**Required action**: Quote each line of the material verbatim, without the pictures.

**Provided records**:
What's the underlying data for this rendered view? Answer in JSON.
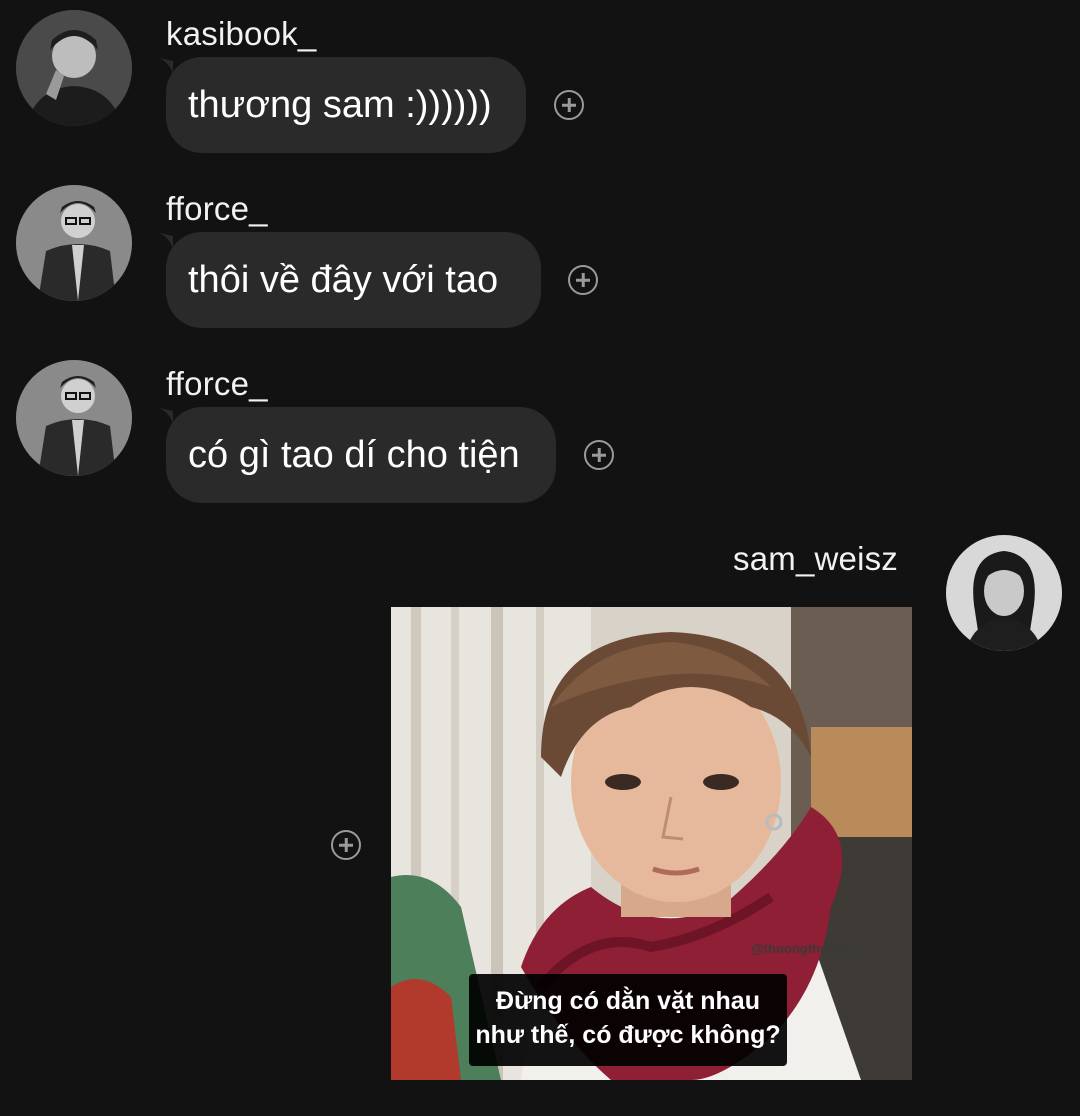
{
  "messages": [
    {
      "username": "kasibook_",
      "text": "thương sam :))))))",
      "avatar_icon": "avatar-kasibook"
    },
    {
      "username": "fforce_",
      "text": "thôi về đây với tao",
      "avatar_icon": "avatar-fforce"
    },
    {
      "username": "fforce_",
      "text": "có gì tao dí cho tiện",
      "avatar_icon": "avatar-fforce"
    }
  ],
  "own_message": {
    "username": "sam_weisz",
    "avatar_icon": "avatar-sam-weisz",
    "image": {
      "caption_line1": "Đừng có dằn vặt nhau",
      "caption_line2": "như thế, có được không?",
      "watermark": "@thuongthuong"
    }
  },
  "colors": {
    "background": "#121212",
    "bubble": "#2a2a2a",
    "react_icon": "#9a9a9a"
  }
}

**Answer section**:
What's the underlying data for this rendered view? Answer in JSON.
{
  "messages": [
    {
      "username": "kasibook_",
      "text": "thương sam :))))))",
      "avatar_icon": "avatar-kasibook"
    },
    {
      "username": "fforce_",
      "text": "thôi về đây với tao",
      "avatar_icon": "avatar-fforce"
    },
    {
      "username": "fforce_",
      "text": "có gì tao dí cho tiện",
      "avatar_icon": "avatar-fforce"
    }
  ],
  "own_message": {
    "username": "sam_weisz",
    "avatar_icon": "avatar-sam-weisz",
    "image": {
      "caption_line1": "Đừng có dằn vặt nhau",
      "caption_line2": "như thế, có được không?",
      "watermark": "@thuongthuong"
    }
  },
  "colors": {
    "background": "#121212",
    "bubble": "#2a2a2a",
    "react_icon": "#9a9a9a"
  }
}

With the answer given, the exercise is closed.